§ **SUPPLIED DATA**
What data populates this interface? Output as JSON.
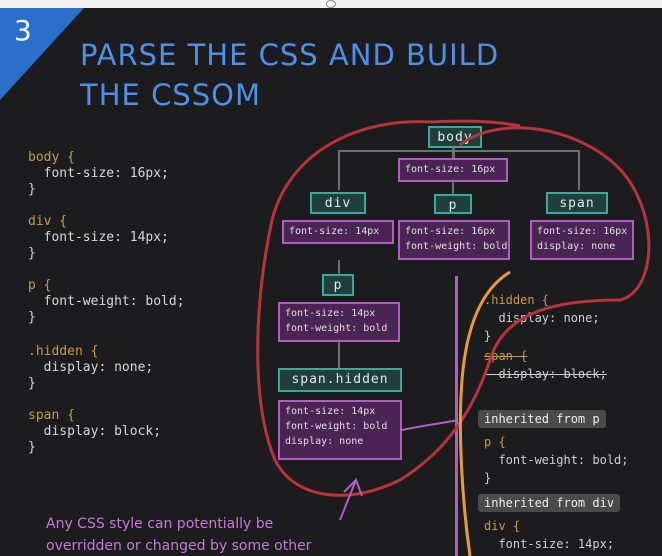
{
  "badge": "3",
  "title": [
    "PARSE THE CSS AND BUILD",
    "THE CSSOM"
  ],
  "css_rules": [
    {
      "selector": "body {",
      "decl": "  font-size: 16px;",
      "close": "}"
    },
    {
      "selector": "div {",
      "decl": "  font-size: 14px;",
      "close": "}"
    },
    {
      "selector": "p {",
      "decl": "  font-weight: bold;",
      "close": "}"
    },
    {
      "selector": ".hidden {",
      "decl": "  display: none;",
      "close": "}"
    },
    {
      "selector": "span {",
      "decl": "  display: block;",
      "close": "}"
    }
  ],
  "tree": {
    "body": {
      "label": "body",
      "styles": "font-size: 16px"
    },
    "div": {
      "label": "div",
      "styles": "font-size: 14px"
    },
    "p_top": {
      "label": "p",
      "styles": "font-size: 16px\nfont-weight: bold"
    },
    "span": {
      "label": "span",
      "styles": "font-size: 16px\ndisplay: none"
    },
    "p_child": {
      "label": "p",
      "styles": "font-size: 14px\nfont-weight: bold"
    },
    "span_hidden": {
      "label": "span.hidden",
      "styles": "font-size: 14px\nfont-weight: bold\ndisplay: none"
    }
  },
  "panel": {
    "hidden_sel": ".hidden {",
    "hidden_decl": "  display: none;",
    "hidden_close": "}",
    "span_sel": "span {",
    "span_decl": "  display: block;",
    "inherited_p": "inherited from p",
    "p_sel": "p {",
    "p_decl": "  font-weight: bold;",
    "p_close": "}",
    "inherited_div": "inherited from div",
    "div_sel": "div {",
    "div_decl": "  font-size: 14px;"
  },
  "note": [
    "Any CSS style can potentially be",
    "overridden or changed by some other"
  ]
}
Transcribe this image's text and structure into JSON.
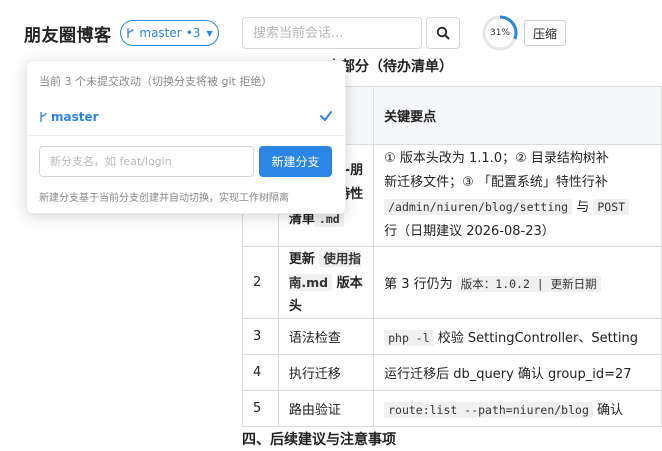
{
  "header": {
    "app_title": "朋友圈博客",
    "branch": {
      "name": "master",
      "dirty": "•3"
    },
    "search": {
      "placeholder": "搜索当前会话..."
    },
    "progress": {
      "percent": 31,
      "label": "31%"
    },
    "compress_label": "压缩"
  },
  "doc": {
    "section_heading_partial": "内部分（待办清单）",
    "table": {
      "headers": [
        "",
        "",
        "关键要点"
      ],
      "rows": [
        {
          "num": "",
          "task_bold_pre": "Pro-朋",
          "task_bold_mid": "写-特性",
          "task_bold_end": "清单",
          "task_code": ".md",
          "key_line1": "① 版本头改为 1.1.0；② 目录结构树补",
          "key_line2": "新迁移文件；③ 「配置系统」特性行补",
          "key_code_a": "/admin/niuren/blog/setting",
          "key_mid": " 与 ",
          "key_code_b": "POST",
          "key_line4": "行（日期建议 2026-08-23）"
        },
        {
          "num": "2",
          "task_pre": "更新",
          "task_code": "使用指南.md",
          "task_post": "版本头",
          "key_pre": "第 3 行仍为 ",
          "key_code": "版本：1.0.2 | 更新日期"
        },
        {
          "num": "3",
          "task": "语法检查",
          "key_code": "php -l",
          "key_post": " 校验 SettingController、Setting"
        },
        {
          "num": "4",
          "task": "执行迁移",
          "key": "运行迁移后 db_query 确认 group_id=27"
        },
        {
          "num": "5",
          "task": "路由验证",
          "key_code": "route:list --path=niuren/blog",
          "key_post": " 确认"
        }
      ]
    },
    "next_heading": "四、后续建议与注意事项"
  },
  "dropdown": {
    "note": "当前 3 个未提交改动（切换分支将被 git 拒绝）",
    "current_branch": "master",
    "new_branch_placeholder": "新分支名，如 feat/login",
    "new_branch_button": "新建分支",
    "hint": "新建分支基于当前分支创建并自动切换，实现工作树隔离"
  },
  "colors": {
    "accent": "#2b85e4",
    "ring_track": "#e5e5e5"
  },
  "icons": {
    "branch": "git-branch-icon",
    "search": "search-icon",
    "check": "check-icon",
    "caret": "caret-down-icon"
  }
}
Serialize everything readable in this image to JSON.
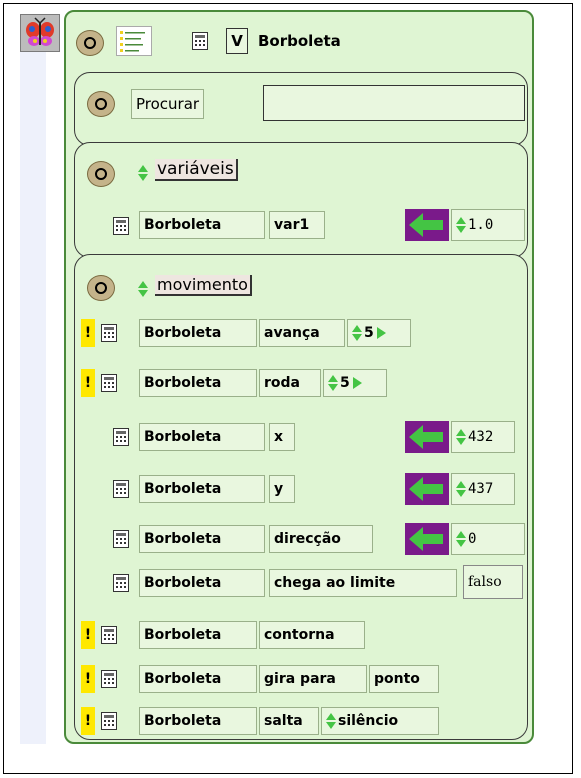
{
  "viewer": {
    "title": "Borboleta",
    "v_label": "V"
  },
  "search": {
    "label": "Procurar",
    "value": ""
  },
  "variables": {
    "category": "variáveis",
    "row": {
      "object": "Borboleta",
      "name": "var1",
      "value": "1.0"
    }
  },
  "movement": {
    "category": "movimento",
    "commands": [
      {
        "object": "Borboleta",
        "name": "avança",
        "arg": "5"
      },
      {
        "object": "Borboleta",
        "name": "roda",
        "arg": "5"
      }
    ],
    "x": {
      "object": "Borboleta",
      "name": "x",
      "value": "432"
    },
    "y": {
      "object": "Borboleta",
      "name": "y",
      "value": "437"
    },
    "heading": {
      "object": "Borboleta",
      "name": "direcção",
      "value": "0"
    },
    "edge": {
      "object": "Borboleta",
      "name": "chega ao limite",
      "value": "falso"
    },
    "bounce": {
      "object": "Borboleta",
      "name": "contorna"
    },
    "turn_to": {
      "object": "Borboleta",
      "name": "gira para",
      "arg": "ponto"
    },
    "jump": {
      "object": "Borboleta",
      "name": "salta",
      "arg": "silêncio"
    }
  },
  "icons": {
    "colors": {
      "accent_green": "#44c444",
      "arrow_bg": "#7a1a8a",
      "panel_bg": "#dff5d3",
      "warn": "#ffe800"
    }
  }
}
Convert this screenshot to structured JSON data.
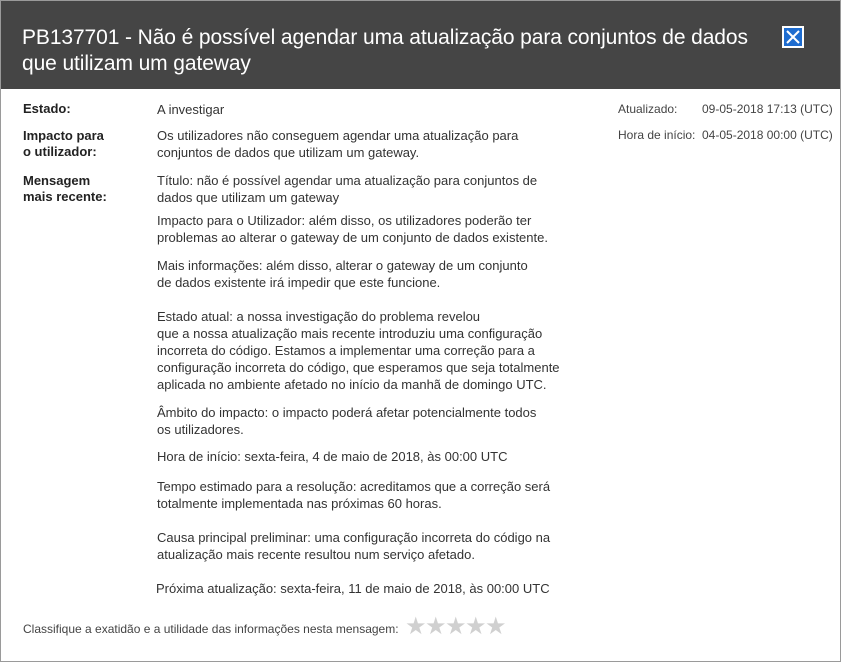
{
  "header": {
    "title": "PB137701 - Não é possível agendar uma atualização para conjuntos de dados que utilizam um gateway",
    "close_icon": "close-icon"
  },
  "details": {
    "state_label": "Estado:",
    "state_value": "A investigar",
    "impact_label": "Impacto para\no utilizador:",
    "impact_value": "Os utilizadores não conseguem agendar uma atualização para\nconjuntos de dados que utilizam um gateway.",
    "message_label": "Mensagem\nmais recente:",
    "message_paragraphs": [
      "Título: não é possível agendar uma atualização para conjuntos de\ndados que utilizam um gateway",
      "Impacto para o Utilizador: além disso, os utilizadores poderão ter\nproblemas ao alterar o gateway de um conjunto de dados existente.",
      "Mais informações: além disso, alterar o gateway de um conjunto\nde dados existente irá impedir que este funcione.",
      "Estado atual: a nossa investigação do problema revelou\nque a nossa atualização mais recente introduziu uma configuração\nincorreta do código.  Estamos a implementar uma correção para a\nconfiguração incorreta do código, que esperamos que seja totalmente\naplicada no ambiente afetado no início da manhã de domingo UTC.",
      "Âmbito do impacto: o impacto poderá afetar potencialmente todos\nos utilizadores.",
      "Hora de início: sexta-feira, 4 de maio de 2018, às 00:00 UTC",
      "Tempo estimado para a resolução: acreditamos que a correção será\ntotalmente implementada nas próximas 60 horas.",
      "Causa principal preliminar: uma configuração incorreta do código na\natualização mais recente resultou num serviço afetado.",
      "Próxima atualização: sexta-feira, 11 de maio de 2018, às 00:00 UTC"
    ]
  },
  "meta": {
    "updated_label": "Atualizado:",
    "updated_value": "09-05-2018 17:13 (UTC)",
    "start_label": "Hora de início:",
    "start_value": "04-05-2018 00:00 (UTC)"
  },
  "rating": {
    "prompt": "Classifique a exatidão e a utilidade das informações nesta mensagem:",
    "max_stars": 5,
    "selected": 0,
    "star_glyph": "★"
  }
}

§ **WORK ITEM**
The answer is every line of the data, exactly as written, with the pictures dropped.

§ **EXERCISE ANSWER**
What data populates this interface? Output as JSON.
{
  "badge": "3",
  "title": [
    "PARSE THE CSS AND BUILD",
    "THE CSSOM"
  ],
  "css_rules": [
    {
      "selector": "body {",
      "decl": "  font-size: 16px;",
      "close": "}"
    },
    {
      "selector": "div {",
      "decl": "  font-size: 14px;",
      "close": "}"
    },
    {
      "selector": "p {",
      "decl": "  font-weight: bold;",
      "close": "}"
    },
    {
      "selector": ".hidden {",
      "decl": "  display: none;",
      "close": "}"
    },
    {
      "selector": "span {",
      "decl": "  display: block;",
      "close": "}"
    }
  ],
  "tree": {
    "body": {
      "label": "body",
      "styles": "font-size: 16px"
    },
    "div": {
      "label": "div",
      "styles": "font-size: 14px"
    },
    "p_top": {
      "label": "p",
      "styles": "font-size: 16px\nfont-weight: bold"
    },
    "span": {
      "label": "span",
      "styles": "font-size: 16px\ndisplay: none"
    },
    "p_child": {
      "label": "p",
      "styles": "font-size: 14px\nfont-weight: bold"
    },
    "span_hidden": {
      "label": "span.hidden",
      "styles": "font-size: 14px\nfont-weight: bold\ndisplay: none"
    }
  },
  "panel": {
    "hidden_sel": ".hidden {",
    "hidden_decl": "  display: none;",
    "hidden_close": "}",
    "span_sel": "span {",
    "span_decl": "  display: block;",
    "inherited_p": "inherited from p",
    "p_sel": "p {",
    "p_decl": "  font-weight: bold;",
    "p_close": "}",
    "inherited_div": "inherited from div",
    "div_sel": "div {",
    "div_decl": "  font-size: 14px;"
  },
  "note": [
    "Any CSS style can potentially be",
    "overridden or changed by some other"
  ]
}
Transcribe this image's text and structure into JSON.
{
  "header": {
    "app_title": "朋友圈博客",
    "branch": {
      "name": "master",
      "dirty": "•3"
    },
    "search": {
      "placeholder": "搜索当前会话..."
    },
    "progress": {
      "percent": 31,
      "label": "31%"
    },
    "compress_label": "压缩"
  },
  "doc": {
    "section_heading_partial": "内部分（待办清单）",
    "table": {
      "headers": [
        "",
        "",
        "关键要点"
      ],
      "rows": [
        {
          "num": "",
          "task_bold_pre": "Pro-朋",
          "task_bold_mid": "写-特性",
          "task_bold_end": "清单",
          "task_code": ".md",
          "key_line1": "① 版本头改为 1.1.0；② 目录结构树补",
          "key_line2": "新迁移文件；③ 「配置系统」特性行补",
          "key_code_a": "/admin/niuren/blog/setting",
          "key_mid": " 与 ",
          "key_code_b": "POST",
          "key_line4": "行（日期建议 2026-08-23）"
        },
        {
          "num": "2",
          "task_pre": "更新",
          "task_code": "使用指南.md",
          "task_post": "版本头",
          "key_pre": "第 3 行仍为 ",
          "key_code": "版本：1.0.2 | 更新日期"
        },
        {
          "num": "3",
          "task": "语法检查",
          "key_code": "php -l",
          "key_post": " 校验 SettingController、Setting"
        },
        {
          "num": "4",
          "task": "执行迁移",
          "key": "运行迁移后 db_query 确认 group_id=27"
        },
        {
          "num": "5",
          "task": "路由验证",
          "key_code": "route:list --path=niuren/blog",
          "key_post": " 确认"
        }
      ]
    },
    "next_heading": "四、后续建议与注意事项"
  },
  "dropdown": {
    "note": "当前 3 个未提交改动（切换分支将被 git 拒绝）",
    "current_branch": "master",
    "new_branch_placeholder": "新分支名，如 feat/login",
    "new_branch_button": "新建分支",
    "hint": "新建分支基于当前分支创建并自动切换，实现工作树隔离"
  },
  "colors": {
    "accent": "#2b85e4",
    "ring_track": "#e5e5e5"
  },
  "icons": {
    "branch": "git-branch-icon",
    "search": "search-icon",
    "check": "check-icon",
    "caret": "caret-down-icon"
  }
}
Serialize everything readable in this image to JSON.
{
  "viewer": {
    "title": "Borboleta",
    "v_label": "V"
  },
  "search": {
    "label": "Procurar",
    "value": ""
  },
  "variables": {
    "category": "variáveis",
    "row": {
      "object": "Borboleta",
      "name": "var1",
      "value": "1.0"
    }
  },
  "movement": {
    "category": "movimento",
    "commands": [
      {
        "object": "Borboleta",
        "name": "avança",
        "arg": "5"
      },
      {
        "object": "Borboleta",
        "name": "roda",
        "arg": "5"
      }
    ],
    "x": {
      "object": "Borboleta",
      "name": "x",
      "value": "432"
    },
    "y": {
      "object": "Borboleta",
      "name": "y",
      "value": "437"
    },
    "heading": {
      "object": "Borboleta",
      "name": "direcção",
      "value": "0"
    },
    "edge": {
      "object": "Borboleta",
      "name": "chega ao limite",
      "value": "falso"
    },
    "bounce": {
      "object": "Borboleta",
      "name": "contorna"
    },
    "turn_to": {
      "object": "Borboleta",
      "name": "gira para",
      "arg": "ponto"
    },
    "jump": {
      "object": "Borboleta",
      "name": "salta",
      "arg": "silêncio"
    }
  },
  "icons": {
    "colors": {
      "accent_green": "#44c444",
      "arrow_bg": "#7a1a8a",
      "panel_bg": "#dff5d3",
      "warn": "#ffe800"
    }
  }
}
Convert this screenshot to structured JSON data.
{
  "header": {
    "title": "PB137701 - Não é possível agendar uma atualização para conjuntos de dados que utilizam um gateway",
    "close_icon": "close-icon"
  },
  "details": {
    "state_label": "Estado:",
    "state_value": "A investigar",
    "impact_label": "Impacto para\no utilizador:",
    "impact_value": "Os utilizadores não conseguem agendar uma atualização para\nconjuntos de dados que utilizam um gateway.",
    "message_label": "Mensagem\nmais recente:",
    "message_paragraphs": [
      "Título: não é possível agendar uma atualização para conjuntos de\ndados que utilizam um gateway",
      "Impacto para o Utilizador: além disso, os utilizadores poderão ter\nproblemas ao alterar o gateway de um conjunto de dados existente.",
      "Mais informações: além disso, alterar o gateway de um conjunto\nde dados existente irá impedir que este funcione.",
      "Estado atual: a nossa investigação do problema revelou\nque a nossa atualização mais recente introduziu uma configuração\nincorreta do código.  Estamos a implementar uma correção para a\nconfiguração incorreta do código, que esperamos que seja totalmente\naplicada no ambiente afetado no início da manhã de domingo UTC.",
      "Âmbito do impacto: o impacto poderá afetar potencialmente todos\nos utilizadores.",
      "Hora de início: sexta-feira, 4 de maio de 2018, às 00:00 UTC",
      "Tempo estimado para a resolução: acreditamos que a correção será\ntotalmente implementada nas próximas 60 horas.",
      "Causa principal preliminar: uma configuração incorreta do código na\natualização mais recente resultou num serviço afetado.",
      "Próxima atualização: sexta-feira, 11 de maio de 2018, às 00:00 UTC"
    ]
  },
  "meta": {
    "updated_label": "Atualizado:",
    "updated_value": "09-05-2018 17:13 (UTC)",
    "start_label": "Hora de início:",
    "start_value": "04-05-2018 00:00 (UTC)"
  },
  "rating": {
    "prompt": "Classifique a exatidão e a utilidade das informações nesta mensagem:",
    "max_stars": 5,
    "selected": 0,
    "star_glyph": "★"
  }
}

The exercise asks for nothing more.